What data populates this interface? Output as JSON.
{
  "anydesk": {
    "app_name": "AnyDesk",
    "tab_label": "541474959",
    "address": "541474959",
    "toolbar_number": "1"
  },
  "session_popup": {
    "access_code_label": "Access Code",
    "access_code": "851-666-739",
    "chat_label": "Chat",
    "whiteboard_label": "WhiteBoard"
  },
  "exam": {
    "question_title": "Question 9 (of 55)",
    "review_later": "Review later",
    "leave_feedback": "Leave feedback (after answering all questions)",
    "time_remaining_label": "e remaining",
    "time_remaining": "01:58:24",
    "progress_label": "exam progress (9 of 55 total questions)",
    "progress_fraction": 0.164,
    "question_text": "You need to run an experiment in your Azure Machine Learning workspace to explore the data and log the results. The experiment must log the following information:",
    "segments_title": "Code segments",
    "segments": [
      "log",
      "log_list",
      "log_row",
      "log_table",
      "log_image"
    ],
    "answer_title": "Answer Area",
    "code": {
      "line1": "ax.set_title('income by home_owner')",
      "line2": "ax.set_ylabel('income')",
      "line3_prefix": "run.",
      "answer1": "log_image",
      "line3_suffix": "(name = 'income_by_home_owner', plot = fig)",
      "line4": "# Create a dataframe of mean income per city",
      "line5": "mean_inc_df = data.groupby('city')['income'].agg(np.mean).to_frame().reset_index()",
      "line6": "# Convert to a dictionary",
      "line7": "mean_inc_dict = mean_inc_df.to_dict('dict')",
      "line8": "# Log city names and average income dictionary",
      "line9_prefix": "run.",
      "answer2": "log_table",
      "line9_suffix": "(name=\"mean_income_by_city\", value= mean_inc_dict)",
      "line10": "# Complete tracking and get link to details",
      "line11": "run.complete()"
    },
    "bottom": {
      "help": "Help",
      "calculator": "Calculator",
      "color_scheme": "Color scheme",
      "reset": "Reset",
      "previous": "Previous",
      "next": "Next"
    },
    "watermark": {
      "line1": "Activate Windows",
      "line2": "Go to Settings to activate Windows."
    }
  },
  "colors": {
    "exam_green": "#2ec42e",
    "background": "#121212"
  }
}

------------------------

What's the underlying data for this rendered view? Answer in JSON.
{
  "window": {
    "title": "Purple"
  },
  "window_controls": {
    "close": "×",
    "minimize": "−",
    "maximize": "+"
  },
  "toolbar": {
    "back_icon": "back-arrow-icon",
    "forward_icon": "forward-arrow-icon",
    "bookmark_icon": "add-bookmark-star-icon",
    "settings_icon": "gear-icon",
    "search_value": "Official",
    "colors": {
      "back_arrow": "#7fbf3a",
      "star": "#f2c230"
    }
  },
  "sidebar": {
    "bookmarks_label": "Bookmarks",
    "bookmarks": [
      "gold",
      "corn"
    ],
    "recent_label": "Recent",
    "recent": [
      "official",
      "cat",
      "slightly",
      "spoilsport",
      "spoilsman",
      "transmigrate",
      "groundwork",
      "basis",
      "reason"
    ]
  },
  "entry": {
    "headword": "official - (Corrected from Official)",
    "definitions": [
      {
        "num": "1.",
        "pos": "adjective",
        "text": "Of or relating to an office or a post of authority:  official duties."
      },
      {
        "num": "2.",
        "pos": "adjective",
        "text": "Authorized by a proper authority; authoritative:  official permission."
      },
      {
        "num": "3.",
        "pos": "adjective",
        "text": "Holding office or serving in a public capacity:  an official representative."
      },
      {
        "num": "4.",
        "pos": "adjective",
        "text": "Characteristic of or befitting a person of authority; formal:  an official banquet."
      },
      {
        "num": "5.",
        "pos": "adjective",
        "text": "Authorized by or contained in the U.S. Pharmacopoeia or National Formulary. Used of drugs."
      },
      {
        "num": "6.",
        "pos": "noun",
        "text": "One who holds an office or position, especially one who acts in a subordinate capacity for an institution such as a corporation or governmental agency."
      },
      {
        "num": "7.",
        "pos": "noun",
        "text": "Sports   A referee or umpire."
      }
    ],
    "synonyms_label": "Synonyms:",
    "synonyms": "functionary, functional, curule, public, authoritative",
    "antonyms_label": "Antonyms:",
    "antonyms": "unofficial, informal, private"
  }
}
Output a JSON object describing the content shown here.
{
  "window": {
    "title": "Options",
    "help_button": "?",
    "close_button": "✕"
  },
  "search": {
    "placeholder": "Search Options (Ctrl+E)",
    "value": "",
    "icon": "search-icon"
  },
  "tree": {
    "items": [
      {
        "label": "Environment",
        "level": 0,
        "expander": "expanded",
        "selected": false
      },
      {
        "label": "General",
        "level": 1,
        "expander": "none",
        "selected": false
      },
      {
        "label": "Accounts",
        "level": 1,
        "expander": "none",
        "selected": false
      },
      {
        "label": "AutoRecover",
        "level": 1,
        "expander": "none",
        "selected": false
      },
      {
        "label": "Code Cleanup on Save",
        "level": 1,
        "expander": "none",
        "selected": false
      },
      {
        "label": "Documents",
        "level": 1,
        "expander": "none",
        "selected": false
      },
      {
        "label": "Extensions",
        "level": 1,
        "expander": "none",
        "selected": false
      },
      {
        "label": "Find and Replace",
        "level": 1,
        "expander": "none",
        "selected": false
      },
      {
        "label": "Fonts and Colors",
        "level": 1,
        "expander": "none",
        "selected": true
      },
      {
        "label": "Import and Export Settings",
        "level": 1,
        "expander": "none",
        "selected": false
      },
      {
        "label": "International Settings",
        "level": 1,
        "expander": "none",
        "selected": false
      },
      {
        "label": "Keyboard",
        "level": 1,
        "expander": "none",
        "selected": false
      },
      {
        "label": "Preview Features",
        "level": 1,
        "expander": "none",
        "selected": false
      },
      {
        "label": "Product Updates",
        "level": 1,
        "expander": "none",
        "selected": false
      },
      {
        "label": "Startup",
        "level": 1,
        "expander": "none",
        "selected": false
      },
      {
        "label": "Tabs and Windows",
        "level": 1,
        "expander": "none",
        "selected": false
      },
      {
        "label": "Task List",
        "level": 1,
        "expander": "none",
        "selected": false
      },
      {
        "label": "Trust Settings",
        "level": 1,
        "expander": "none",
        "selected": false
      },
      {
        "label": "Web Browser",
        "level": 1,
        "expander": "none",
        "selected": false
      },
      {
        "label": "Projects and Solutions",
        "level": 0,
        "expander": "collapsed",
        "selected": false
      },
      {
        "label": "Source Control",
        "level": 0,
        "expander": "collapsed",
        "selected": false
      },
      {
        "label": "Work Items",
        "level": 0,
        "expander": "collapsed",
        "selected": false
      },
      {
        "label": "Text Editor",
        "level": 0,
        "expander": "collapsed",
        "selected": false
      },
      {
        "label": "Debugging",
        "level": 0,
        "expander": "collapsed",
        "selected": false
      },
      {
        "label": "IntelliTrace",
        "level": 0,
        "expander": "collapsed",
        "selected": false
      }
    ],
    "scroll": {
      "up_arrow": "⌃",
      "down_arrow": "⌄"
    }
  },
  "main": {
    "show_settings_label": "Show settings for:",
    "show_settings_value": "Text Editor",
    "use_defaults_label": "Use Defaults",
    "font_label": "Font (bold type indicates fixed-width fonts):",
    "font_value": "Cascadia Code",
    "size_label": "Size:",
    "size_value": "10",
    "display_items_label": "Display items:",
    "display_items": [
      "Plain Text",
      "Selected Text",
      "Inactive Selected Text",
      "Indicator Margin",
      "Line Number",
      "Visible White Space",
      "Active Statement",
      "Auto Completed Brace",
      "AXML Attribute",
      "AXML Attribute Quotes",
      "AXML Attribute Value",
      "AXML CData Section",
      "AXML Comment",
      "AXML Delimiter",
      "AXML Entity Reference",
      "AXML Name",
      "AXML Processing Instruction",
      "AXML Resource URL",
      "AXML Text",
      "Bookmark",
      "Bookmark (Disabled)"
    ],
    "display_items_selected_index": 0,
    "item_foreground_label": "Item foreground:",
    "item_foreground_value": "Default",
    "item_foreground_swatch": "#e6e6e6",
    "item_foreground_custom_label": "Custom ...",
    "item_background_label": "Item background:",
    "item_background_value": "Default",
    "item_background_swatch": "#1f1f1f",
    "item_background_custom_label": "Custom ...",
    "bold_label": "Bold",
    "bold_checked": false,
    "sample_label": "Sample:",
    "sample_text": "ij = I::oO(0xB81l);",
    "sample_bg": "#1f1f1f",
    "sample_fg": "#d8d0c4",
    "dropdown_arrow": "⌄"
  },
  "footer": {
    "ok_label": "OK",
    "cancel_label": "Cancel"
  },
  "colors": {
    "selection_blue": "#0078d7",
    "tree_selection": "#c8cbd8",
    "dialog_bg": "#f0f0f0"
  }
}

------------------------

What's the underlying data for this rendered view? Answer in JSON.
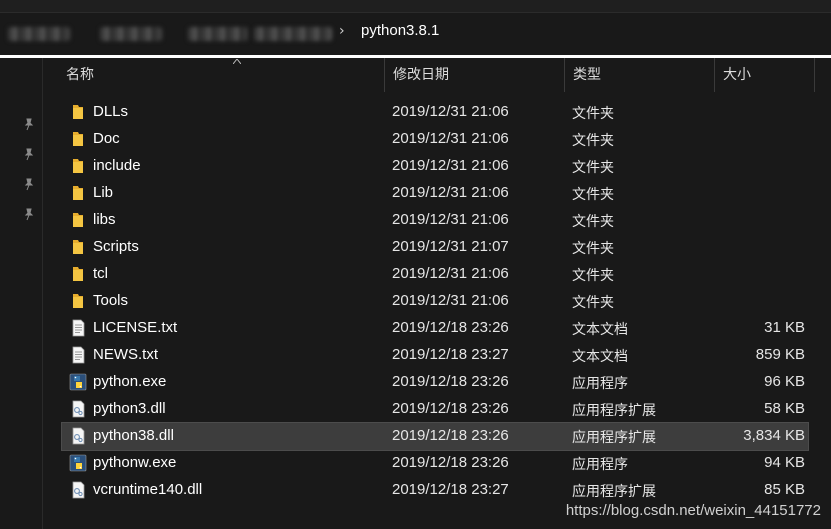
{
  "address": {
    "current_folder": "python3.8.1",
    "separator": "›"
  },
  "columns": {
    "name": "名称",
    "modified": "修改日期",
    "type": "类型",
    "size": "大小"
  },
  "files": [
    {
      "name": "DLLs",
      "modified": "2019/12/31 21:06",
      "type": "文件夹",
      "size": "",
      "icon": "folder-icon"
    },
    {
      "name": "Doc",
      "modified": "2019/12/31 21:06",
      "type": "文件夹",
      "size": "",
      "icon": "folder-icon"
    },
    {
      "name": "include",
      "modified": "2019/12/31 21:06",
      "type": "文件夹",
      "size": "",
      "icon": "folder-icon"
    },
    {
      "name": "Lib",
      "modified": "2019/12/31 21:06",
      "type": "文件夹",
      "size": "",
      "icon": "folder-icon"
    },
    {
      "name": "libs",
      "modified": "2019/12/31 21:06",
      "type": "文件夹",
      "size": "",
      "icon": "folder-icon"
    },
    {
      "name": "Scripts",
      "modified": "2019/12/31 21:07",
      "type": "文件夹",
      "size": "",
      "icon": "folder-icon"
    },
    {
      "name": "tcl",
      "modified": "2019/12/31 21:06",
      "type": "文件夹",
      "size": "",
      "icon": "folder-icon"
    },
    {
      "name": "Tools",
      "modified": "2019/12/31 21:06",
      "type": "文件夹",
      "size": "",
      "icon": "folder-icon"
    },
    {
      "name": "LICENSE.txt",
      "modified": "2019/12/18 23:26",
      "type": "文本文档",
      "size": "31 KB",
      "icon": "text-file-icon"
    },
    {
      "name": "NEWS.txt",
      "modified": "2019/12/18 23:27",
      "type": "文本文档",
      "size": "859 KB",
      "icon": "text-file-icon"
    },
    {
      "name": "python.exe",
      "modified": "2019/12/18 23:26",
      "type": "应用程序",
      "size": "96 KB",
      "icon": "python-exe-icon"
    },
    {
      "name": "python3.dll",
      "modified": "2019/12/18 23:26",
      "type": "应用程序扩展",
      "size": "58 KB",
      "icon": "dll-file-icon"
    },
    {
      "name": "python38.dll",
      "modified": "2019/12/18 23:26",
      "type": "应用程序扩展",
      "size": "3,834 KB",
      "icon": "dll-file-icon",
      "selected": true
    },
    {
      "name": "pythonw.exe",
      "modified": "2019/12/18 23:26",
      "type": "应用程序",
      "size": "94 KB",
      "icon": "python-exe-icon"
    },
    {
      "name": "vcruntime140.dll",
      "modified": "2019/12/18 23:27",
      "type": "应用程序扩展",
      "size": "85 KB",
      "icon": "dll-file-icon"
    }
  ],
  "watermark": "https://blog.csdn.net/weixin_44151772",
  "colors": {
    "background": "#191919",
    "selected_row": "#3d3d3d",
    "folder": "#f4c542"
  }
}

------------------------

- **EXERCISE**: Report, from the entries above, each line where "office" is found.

- **TASK RESULT**:
        "text": "Of or relating to an office or a post of authority:  official duties."
        "text": "Holding office or serving in a public capacity:  an official representative."
        "text": "One who holds an office or position, especially one who acts in a subordinate capacity for an institution such as a corporation or governmental agency."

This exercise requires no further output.